*** Exercise materials ***

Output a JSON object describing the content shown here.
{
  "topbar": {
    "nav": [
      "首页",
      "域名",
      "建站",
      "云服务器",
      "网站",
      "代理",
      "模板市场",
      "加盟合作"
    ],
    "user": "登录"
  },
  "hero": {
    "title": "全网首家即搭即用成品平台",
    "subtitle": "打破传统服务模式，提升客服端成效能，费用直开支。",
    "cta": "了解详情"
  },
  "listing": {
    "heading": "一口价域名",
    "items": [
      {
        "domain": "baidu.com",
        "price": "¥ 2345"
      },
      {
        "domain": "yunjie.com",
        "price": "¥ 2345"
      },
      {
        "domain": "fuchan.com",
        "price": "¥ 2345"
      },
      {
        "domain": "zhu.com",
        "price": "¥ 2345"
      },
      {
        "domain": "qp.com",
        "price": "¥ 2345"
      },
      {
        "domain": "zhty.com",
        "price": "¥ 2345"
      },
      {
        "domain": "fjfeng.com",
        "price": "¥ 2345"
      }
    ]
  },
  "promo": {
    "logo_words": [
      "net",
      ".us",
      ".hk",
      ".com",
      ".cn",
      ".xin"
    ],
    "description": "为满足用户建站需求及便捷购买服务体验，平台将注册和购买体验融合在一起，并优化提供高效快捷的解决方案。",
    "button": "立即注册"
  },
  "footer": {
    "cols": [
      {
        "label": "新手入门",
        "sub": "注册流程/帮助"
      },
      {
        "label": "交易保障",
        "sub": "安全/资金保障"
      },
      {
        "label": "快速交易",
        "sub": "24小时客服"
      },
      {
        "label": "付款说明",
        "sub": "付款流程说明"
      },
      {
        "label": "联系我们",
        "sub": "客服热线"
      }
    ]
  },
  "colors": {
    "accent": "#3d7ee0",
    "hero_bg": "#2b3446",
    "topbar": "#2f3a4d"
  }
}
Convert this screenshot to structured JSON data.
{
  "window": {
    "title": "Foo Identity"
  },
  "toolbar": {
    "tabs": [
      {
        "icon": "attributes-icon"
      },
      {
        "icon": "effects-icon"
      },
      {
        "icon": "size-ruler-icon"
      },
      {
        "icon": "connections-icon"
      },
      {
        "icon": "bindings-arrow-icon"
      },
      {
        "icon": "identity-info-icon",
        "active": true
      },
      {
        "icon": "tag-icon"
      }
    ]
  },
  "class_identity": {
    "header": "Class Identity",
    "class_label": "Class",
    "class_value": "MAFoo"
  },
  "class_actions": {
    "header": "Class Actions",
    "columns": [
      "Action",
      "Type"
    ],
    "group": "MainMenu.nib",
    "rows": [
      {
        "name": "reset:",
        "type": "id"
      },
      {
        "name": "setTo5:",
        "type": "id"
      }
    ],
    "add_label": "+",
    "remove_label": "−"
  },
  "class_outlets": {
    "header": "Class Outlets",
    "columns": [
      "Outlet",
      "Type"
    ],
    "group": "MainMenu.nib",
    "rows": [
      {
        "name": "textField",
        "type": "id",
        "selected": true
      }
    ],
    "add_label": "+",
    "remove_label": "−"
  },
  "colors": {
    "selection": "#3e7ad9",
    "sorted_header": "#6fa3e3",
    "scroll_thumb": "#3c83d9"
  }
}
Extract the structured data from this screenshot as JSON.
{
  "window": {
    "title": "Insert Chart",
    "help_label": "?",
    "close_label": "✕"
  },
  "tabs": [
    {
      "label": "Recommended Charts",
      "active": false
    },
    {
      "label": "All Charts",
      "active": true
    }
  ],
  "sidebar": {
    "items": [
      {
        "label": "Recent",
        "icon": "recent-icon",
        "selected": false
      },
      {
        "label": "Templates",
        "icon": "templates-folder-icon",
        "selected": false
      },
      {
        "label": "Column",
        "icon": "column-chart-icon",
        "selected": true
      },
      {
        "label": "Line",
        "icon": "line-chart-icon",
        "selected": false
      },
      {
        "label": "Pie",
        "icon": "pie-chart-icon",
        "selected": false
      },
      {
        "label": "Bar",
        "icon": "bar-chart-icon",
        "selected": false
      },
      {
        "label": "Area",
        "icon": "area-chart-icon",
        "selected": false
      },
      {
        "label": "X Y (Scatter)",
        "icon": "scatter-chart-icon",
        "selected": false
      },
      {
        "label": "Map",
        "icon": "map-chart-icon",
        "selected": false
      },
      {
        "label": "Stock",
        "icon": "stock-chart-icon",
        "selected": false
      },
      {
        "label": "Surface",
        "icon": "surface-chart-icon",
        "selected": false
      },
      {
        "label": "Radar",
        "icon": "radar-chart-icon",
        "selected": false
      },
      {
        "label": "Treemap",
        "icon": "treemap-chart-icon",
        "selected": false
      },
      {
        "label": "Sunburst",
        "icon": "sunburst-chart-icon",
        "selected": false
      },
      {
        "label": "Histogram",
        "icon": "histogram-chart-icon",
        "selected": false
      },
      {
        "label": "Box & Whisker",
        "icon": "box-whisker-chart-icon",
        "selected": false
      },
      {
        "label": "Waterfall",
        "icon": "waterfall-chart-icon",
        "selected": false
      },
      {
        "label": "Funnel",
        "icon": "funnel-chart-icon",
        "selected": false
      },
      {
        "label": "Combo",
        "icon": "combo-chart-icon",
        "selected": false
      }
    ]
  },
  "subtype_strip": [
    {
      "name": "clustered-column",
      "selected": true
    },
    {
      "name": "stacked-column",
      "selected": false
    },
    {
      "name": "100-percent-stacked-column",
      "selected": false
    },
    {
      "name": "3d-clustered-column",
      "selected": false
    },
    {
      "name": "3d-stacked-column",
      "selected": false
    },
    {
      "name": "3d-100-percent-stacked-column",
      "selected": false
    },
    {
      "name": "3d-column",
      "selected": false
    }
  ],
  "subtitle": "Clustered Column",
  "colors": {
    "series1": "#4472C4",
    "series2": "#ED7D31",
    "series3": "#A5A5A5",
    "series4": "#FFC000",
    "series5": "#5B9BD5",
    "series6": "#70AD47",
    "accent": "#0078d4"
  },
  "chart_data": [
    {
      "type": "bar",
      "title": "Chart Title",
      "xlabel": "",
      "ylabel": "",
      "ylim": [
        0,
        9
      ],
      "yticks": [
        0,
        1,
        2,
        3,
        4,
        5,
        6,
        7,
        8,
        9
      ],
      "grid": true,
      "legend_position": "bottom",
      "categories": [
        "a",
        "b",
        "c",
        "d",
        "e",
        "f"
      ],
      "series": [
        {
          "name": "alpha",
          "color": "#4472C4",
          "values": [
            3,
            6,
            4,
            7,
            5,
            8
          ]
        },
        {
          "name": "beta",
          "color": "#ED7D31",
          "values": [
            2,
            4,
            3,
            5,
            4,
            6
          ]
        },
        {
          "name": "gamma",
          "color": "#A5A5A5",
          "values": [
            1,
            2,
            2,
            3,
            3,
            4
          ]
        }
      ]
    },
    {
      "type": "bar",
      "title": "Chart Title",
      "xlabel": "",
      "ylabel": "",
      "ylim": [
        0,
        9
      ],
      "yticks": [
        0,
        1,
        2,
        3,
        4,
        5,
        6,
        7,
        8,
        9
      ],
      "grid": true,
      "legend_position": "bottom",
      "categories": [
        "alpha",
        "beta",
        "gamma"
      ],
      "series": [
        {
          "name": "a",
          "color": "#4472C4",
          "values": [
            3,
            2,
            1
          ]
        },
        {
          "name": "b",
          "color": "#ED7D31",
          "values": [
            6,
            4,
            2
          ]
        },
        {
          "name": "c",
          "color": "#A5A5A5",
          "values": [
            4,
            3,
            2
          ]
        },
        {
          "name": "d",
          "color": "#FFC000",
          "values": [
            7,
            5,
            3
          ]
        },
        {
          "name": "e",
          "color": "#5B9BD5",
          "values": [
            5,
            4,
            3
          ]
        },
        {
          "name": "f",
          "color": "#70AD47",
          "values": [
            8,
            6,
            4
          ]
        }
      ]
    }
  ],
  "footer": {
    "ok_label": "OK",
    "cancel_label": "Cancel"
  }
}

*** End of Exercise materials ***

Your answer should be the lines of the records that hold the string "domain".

        "domain": "baidu.com",
        "domain": "yunjie.com",
        "domain": "fuchan.com",
        "domain": "zhu.com",
        "domain": "qp.com",
        "domain": "zhty.com",
        "domain": "fjfeng.com",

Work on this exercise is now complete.